In this space, visitors are invited to post any comments, questions, or skeptical observations about Philo T. Farnsworth's contributions to the field of Nuclear Fusion research.
Subject: Neutron activation scare/non-issue
Date: Feb 18, 09:57 am
Poster: Richard Hull
On Feb 18, 09:57 am, Richard Hull wrote:
Doug Fix has a point on this matter, although it is really "much a' do about nothing."
"Professional" Fusioneers seeking to keep their ranks unsullied by amateurs will often try and frighten such perceived dilettantes off with a number of fear tactics. Some of what they profer is valid, some hysterical scare tactics. Most such pro's would drool over an amateur's ability to quickly and dangerously activate a small fusor chamber, as they can't do it themselve and it would indicate a level of operational success they are seeking desparately.
It is as Sir Frances Bacon once noted and I paraphrase regarding your reading of anything......"Read not to confute nor confound, nor to blindly accept or give idle discourse, but instead, to weight and consider".
First of all, all materials will neutron activate over time. The degree of activation and the activities involved are related to the degree of neutron thermalization, the cross section of the material, flux density and the time of exposure.
At our basement level of amateur operation and due to the short experimention run periods involved, the only significant activiation, if any, will be of ultra short lived isotopic materials of sizable neutron cross section. Gadolinium, indium and the like are superb examples and can be considered valuable instrumentational aids. The actual flux density in our devices will be extremely low. The operational run time at any level will be, hopefully, very short (research runs). Our chambers are small, mostly of low cross section material and thin. They will thermalize and capture very few fast neuts per unit time. In short, unless you leave one of these things running at 10KW input power for hours and hours, there will be little activation of the chamber to create some sort of hazard should you ever get bold enough or silly enough to actually disgard the entire system you have spent a small fortune making!
Time is a factor. As you neutron activate for X time period, whatever isotopes might form in any significant quatities (activity) will also decay very rapidily. (on the order of the exposure time) What microscopic quatities of longer lived isotopes are produced, will be at activity levels and be so uniformly distributed throughout the volume irradiated that the actual rad output from such materials will be trivially insignificant.
Still, if anyone is in the business of fusion experimentation, they must assume responsibilities for all the hazards of monkeying around with such processes. This is where Doug's commentary is wise.

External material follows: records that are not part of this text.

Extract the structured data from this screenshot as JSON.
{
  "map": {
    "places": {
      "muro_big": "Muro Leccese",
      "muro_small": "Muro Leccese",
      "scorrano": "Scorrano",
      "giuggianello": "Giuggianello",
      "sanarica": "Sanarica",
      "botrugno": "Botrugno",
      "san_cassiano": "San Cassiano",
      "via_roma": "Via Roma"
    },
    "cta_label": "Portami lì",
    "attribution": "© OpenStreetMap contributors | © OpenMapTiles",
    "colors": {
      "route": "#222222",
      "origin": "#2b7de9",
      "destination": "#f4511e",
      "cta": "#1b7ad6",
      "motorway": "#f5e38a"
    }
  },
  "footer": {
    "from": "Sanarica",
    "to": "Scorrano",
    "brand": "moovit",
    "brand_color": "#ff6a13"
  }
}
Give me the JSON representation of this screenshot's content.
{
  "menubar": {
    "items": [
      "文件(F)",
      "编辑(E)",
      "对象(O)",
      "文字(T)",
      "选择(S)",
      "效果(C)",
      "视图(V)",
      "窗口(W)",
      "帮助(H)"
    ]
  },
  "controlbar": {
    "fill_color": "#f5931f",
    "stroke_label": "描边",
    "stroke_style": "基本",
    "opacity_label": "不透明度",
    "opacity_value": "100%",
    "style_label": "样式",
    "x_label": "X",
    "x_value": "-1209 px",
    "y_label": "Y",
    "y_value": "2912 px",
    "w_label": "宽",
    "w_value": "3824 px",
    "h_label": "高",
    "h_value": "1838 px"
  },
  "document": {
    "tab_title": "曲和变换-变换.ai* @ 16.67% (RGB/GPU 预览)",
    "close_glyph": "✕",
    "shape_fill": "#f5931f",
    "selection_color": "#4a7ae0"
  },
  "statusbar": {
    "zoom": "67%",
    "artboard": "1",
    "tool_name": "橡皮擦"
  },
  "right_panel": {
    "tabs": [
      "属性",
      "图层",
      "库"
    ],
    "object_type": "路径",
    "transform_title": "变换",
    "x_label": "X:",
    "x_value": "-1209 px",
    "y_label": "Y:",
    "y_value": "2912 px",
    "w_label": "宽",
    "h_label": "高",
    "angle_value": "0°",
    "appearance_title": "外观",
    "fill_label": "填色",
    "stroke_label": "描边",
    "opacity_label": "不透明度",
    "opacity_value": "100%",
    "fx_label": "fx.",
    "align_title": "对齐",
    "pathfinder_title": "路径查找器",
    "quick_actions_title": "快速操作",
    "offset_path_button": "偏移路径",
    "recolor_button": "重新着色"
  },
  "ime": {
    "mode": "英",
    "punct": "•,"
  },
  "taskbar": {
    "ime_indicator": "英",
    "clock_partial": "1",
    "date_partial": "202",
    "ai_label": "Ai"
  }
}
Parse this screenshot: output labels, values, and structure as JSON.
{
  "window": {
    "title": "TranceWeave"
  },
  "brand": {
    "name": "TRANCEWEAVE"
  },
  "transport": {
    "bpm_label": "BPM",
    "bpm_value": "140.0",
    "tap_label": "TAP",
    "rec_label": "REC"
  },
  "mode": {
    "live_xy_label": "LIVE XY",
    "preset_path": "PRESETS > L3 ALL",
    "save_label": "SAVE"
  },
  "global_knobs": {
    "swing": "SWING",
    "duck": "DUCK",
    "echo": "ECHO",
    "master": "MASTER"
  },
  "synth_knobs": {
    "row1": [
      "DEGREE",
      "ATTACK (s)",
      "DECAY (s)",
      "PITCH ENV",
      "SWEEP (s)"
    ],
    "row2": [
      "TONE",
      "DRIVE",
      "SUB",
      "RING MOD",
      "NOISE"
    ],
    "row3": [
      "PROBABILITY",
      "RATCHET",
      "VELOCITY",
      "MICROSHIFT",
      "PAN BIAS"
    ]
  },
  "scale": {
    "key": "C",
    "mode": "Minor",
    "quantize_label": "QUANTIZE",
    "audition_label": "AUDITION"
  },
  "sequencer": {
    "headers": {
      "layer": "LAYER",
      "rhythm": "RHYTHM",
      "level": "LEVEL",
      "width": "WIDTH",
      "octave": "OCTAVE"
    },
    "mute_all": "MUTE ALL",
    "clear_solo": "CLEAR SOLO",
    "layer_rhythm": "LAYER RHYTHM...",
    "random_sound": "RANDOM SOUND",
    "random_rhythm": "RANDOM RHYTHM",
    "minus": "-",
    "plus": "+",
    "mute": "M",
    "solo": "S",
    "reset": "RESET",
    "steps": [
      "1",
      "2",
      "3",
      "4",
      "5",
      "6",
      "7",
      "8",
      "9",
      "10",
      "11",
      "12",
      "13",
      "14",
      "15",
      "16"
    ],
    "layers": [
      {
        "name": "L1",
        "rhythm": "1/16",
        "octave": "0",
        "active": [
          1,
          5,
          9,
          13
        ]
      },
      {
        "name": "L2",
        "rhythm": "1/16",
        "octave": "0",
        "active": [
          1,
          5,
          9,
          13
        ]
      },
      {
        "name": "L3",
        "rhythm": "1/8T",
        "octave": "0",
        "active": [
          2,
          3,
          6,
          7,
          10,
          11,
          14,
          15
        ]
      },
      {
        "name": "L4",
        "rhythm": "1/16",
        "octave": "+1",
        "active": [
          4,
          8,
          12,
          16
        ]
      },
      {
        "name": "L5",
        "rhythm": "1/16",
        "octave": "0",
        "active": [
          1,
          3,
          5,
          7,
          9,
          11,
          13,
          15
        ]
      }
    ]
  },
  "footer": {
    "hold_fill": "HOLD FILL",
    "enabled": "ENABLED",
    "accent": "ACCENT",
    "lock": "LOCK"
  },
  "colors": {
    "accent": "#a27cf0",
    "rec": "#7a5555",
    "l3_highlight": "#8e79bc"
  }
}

One is a fool to rush into this thing wide eyed and excited without first securing a grounding in the numerous disciplines involved. There are so many ways to kill onself playing with fusors. The least dangerous of all is neutron activation!!!!
The number one death threat we live under and greatest danger is electrocution. Careless handling of D2 gas is a definite explosion hazard. Welding and machining can burn and mangle limbs. Vacuum stuff (especially glass) can implode blinding and slashing the neophyte. The number one rad hazard is never neutrons or secondary radiation from neutron activated materials!!!!! It is X-radiation! This will boil off in larger amounts and much earlier in amateur experiments far out of proportion to any neutron or activation threat.
Most dangerous neutron activation by amateur fusors will unfortunately be within the bodies of stupid, careless and doltish amateurs who take their fusors way beyond the point of reasonable experiment. They will not shield or thermalize the neutron radiation properly and their big bag of water bodies will do it for them. I doubt seriously if one of us will ever arrive at this point.
90% of all fusors built by amateurs thus far and of those to be built are and will be demo models and will never, ever produce the first neutron.
My earliest measured neut producing was 10E3/sec total production with old fusor II and I was unable to detect neutron activation after a 5 minute run on indium foil at a range of 15" from the poissor. The reason.........poor/unknown thermalization, short exposure time and virtually zero flux DENSITY at that range!
Instrumentation and knowledge are the keys to safe operation of low level neutron producing systems. Neutron activation is way, way down on our list of worries. When it becomes a problem, we will be standing behind 2 ton lead shields to save us from X-rays, have large 1 ton oil tanked 100kv++ HV supplies and 2 foot diameter fusors working off of turbo molecular pump systems.
I stress all the above in my safety tips on Jochen Kronjaeger's web page.
When I stop fusin', the chamber may lay around the lab for a few years and all the micro quantities of isotopes will have coasted through 50-100 half lives and I'll sell to another experimenter or junk it.